* _How to complete this task_: Copy out each line of the data that holds the word "timer".

[Entries from a dataset of interfaces]

---*---

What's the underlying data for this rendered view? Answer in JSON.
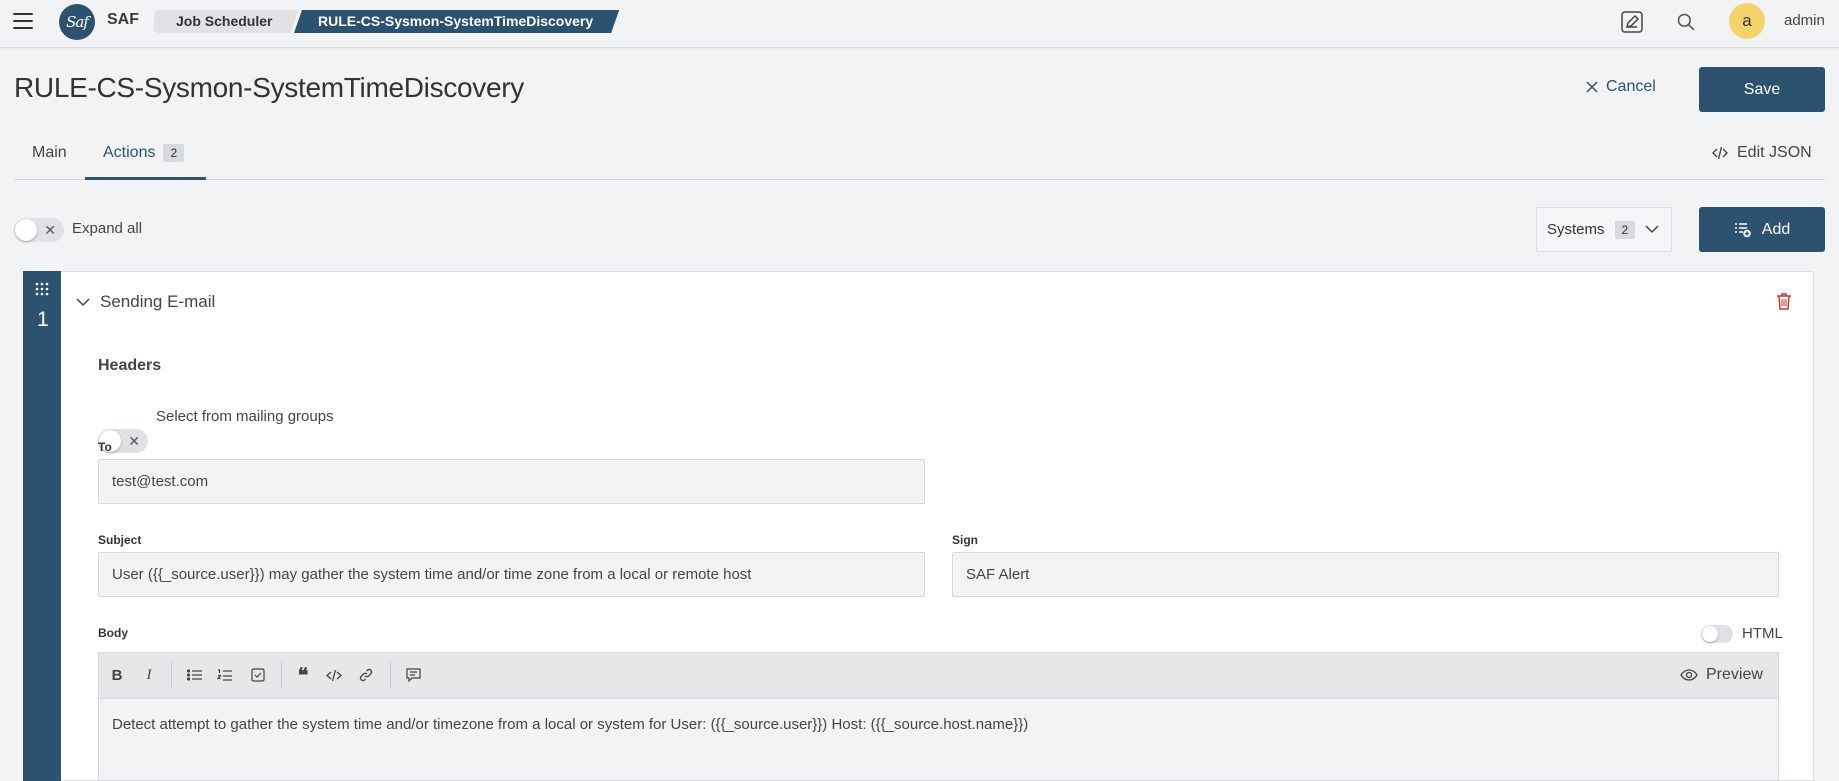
{
  "header": {
    "app_name": "SAF",
    "logo_text": "Saf",
    "breadcrumbs": [
      "Job Scheduler",
      "RULE-CS-Sysmon-SystemTimeDiscovery"
    ],
    "avatar_letter": "a",
    "username": "admin"
  },
  "page": {
    "title": "RULE-CS-Sysmon-SystemTimeDiscovery",
    "cancel_label": "Cancel",
    "save_label": "Save"
  },
  "tabs": [
    {
      "label": "Main"
    },
    {
      "label": "Actions",
      "badge": "2"
    }
  ],
  "edit_json_label": "Edit JSON",
  "toolbar": {
    "expand_all_label": "Expand all",
    "systems_label": "Systems",
    "systems_count": "2",
    "add_label": "Add"
  },
  "action": {
    "number": "1",
    "title": "Sending E-mail",
    "headers_title": "Headers",
    "mailing_groups_label": "Select from mailing groups",
    "to_label": "To",
    "to_value": "test@test.com",
    "subject_label": "Subject",
    "subject_value": "User ({{_source.user}}) may gather the system time and/or time zone from a local or remote host",
    "sign_label": "Sign",
    "sign_value": "SAF Alert",
    "body_label": "Body",
    "html_label": "HTML",
    "preview_label": "Preview",
    "body_value": "Detect attempt to gather the system time and/or timezone from a local or system for User: ({{_source.user}}) Host: ({{_source.host.name}})"
  },
  "colors": {
    "primary": "#2d5270",
    "background": "#f2f3f4",
    "avatar": "#f3d46b",
    "danger": "#c0392b"
  }
}
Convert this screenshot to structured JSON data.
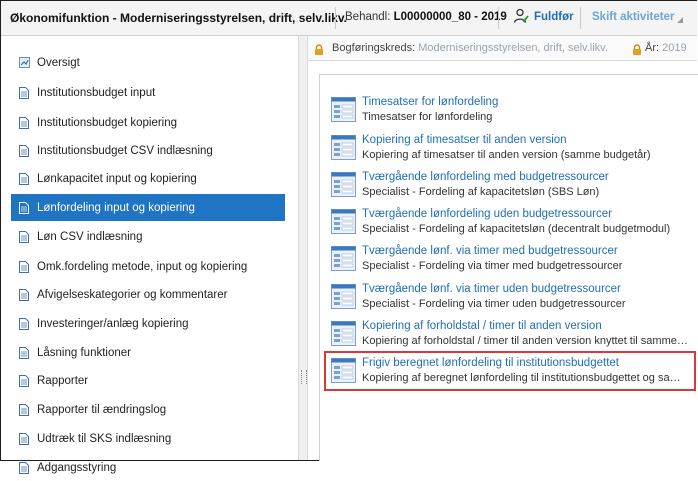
{
  "header": {
    "app_title": "Økonomifunktion - Moderniseringsstyrelsen, drift, selv.likv.",
    "behandl_label": "Behandl:",
    "behandl_value": "L00000000_80 - 2019",
    "finish_label": "Fuldfør",
    "shift_label": "Skift aktiviteter"
  },
  "sidebar": {
    "items": [
      {
        "label": "Oversigt",
        "icon": "overview-icon",
        "active": false
      },
      {
        "label": "Institutionsbudget input",
        "icon": "document-icon",
        "active": false
      },
      {
        "label": "Institutionsbudget kopiering",
        "icon": "document-icon",
        "active": false
      },
      {
        "label": "Institutionsbudget CSV indlæsning",
        "icon": "document-icon",
        "active": false
      },
      {
        "label": "Lønkapacitet input og kopiering",
        "icon": "document-icon",
        "active": false
      },
      {
        "label": "Lønfordeling input og kopiering",
        "icon": "document-icon",
        "active": true
      },
      {
        "label": "Løn CSV indlæsning",
        "icon": "document-icon",
        "active": false
      },
      {
        "label": "Omk.fordeling metode, input og kopiering",
        "icon": "document-icon",
        "active": false
      },
      {
        "label": "Afvigelseskategorier og kommentarer",
        "icon": "document-icon",
        "active": false
      },
      {
        "label": "Investeringer/anlæg kopiering",
        "icon": "document-icon",
        "active": false
      },
      {
        "label": "Låsning funktioner",
        "icon": "document-icon",
        "active": false
      },
      {
        "label": "Rapporter",
        "icon": "document-icon",
        "active": false
      },
      {
        "label": "Rapporter til ændringslog",
        "icon": "document-icon",
        "active": false
      },
      {
        "label": "Udtræk til SKS indlæsning",
        "icon": "document-icon",
        "active": false
      },
      {
        "label": "Adgangsstyring",
        "icon": "document-icon",
        "active": false
      }
    ]
  },
  "infobar": {
    "bogforingskreds_label": "Bogføringskreds:",
    "bogforingskreds_value": "Moderniseringsstyrelsen, drift, selv.likv.",
    "aar_label": "År:",
    "aar_value": "2019"
  },
  "tiles": [
    {
      "title": "Timesatser for lønfordeling",
      "desc": "Timesatser for lønfordeling",
      "selected": false
    },
    {
      "title": "Kopiering af timesatser til anden version",
      "desc": "Kopiering af timesatser til anden version (samme budgetår)",
      "selected": false
    },
    {
      "title": "Tværgående lønfordeling med budgetressourcer",
      "desc": "Specialist - Fordeling af kapacitetsløn (SBS Løn)",
      "selected": false
    },
    {
      "title": "Tværgående lønfordeling uden budgetressourcer",
      "desc": "Specialist - Fordeling af kapacitetsløn (decentralt budgetmodul)",
      "selected": false
    },
    {
      "title": "Tværgående lønf. via timer med budgetressourcer",
      "desc": "Specialist - Fordeling via timer med budgetressourcer",
      "selected": false
    },
    {
      "title": "Tværgående lønf. via timer uden budgetressourcer",
      "desc": "Specialist - Fordeling via timer uden budgetressourcer",
      "selected": false
    },
    {
      "title": "Kopiering af forholdstal / timer til anden version",
      "desc": "Kopiering af forholdstal / timer til anden version knyttet til samme…",
      "selected": false
    },
    {
      "title": "Frigiv beregnet lønfordeling til institutionsbudgettet",
      "desc": "Kopiering af beregnet lønfordeling til institutionsbudgettet og sam…",
      "selected": true
    }
  ],
  "colors": {
    "accent": "#1f74c3",
    "link": "#1f6fb4",
    "selection_outline": "#d63a3a",
    "lock": "#e0a020"
  }
}
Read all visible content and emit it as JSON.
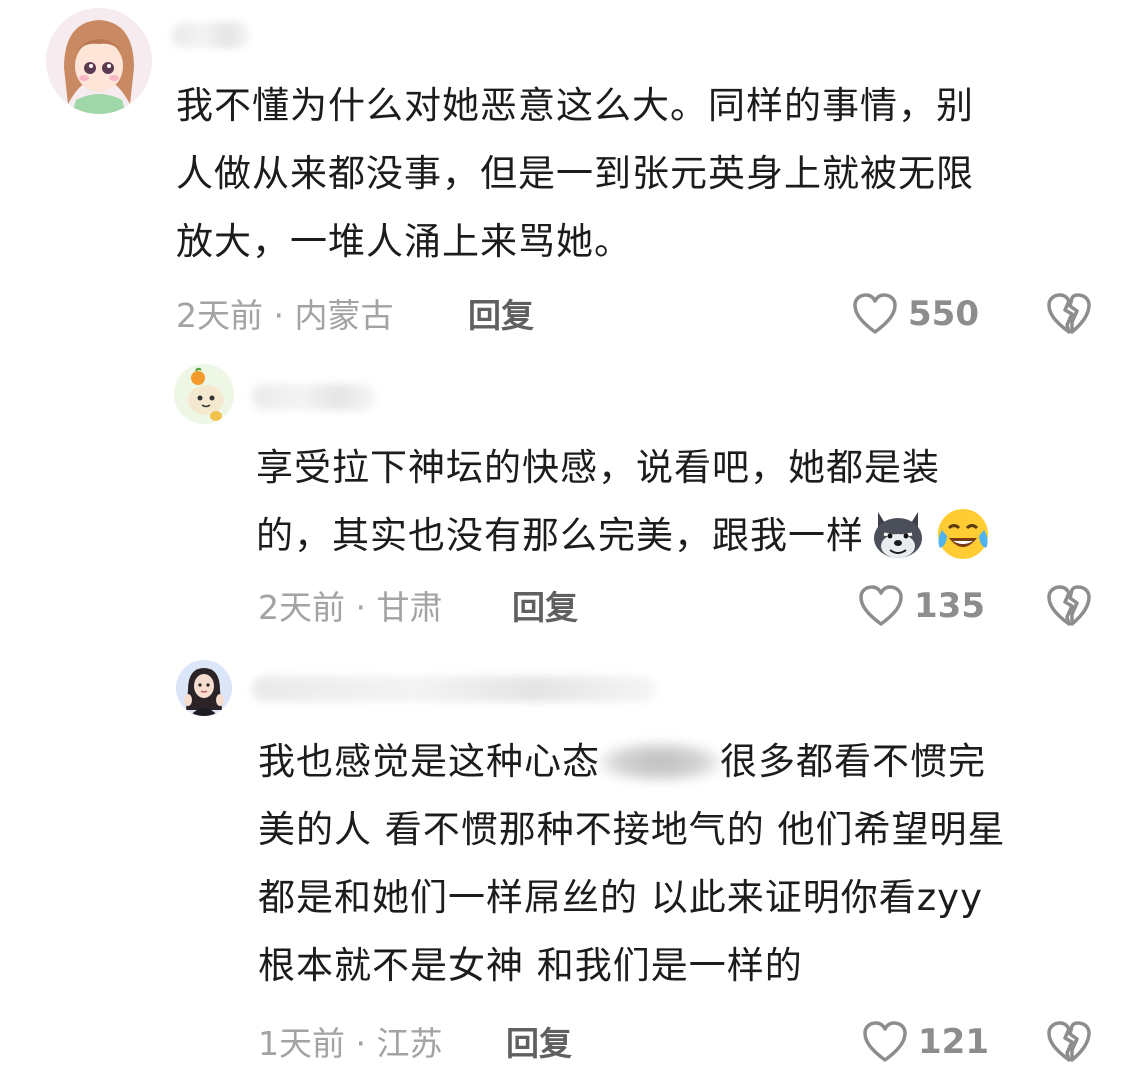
{
  "comments": [
    {
      "text_lines": [
        "我不懂为什么对她恶意这么大。同样的事情，别",
        "人做从来都没事，但是一到张元英身上就被无限",
        "放大，一堆人涌上来骂她。"
      ],
      "meta": "2天前 · 内蒙古",
      "reply_label": "回复",
      "likes": "550"
    },
    {
      "text_lines": [
        "享受拉下神坛的快感，说看吧，她都是装",
        "的，其实也没有那么完美，跟我一样"
      ],
      "meta": "2天前 · 甘肃",
      "reply_label": "回复",
      "likes": "135",
      "emojis": [
        "wolf-emoji",
        "laugh-cry-emoji"
      ]
    },
    {
      "text_lines": [
        "我也感觉是这种心态",
        "很多都看不惯完",
        "美的人 看不惯那种不接地气的 他们希望明星",
        "都是和她们一样屌丝的 以此来证明你看zyy",
        "根本就不是女神 和我们是一样的"
      ],
      "meta": "1天前 · 江苏",
      "reply_label": "回复",
      "likes": "121"
    }
  ],
  "icons": {
    "like": "heart-outline-icon",
    "dislike": "broken-heart-icon"
  },
  "colors": {
    "text": "#1c1c1c",
    "meta": "#a3a3a3",
    "reply": "#606060",
    "icon": "#8d8d8d"
  }
}
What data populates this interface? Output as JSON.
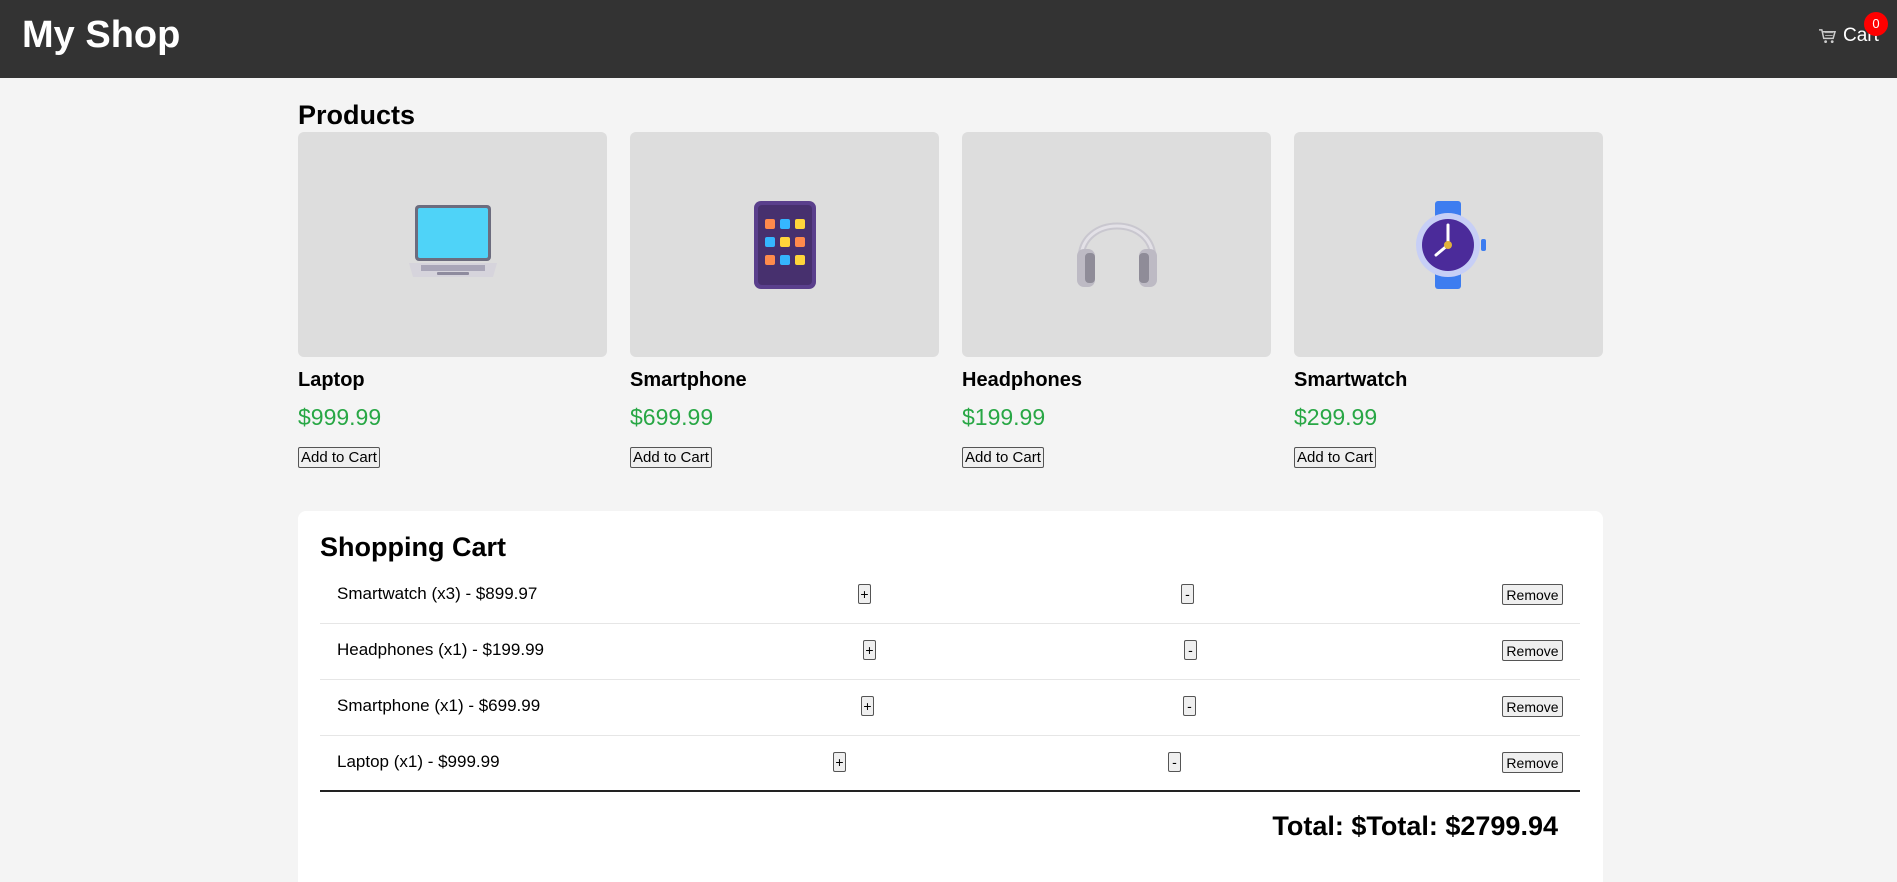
{
  "header": {
    "brand": "My Shop",
    "cart_label": "Cart",
    "cart_icon": "cart-icon",
    "cart_count": "0",
    "colors": {
      "bar": "#333333",
      "badge": "#ff0000"
    }
  },
  "products": {
    "heading": "Products",
    "add_label": "Add to Cart",
    "items": [
      {
        "name": "Laptop",
        "price": "$999.99",
        "icon": "laptop-icon"
      },
      {
        "name": "Smartphone",
        "price": "$699.99",
        "icon": "smartphone-icon"
      },
      {
        "name": "Headphones",
        "price": "$199.99",
        "icon": "headphones-icon"
      },
      {
        "name": "Smartwatch",
        "price": "$299.99",
        "icon": "smartwatch-icon"
      }
    ],
    "price_color": "#28a745"
  },
  "cart": {
    "title": "Shopping Cart",
    "plus_label": "+",
    "minus_label": "-",
    "remove_label": "Remove",
    "rows": [
      {
        "text": "Smartwatch (x3) - $899.97"
      },
      {
        "text": "Headphones (x1) - $199.99"
      },
      {
        "text": "Smartphone (x1) - $699.99"
      },
      {
        "text": "Laptop (x1) - $999.99"
      }
    ],
    "total": "Total: $Total: $2799.94"
  }
}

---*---

* _Worked solution_:
      "title": "Tværgående lønf. via timer med budgetressourcer",
      "desc": "Specialist - Fordeling via timer med budgetressourcer",
      "title": "Tværgående lønf. via timer uden budgetressourcer",
      "desc": "Specialist - Fordeling via timer uden budgetressourcer",
      "title": "Kopiering af forholdstal / timer til anden version",
      "desc": "Kopiering af forholdstal / timer til anden version knyttet til samme…",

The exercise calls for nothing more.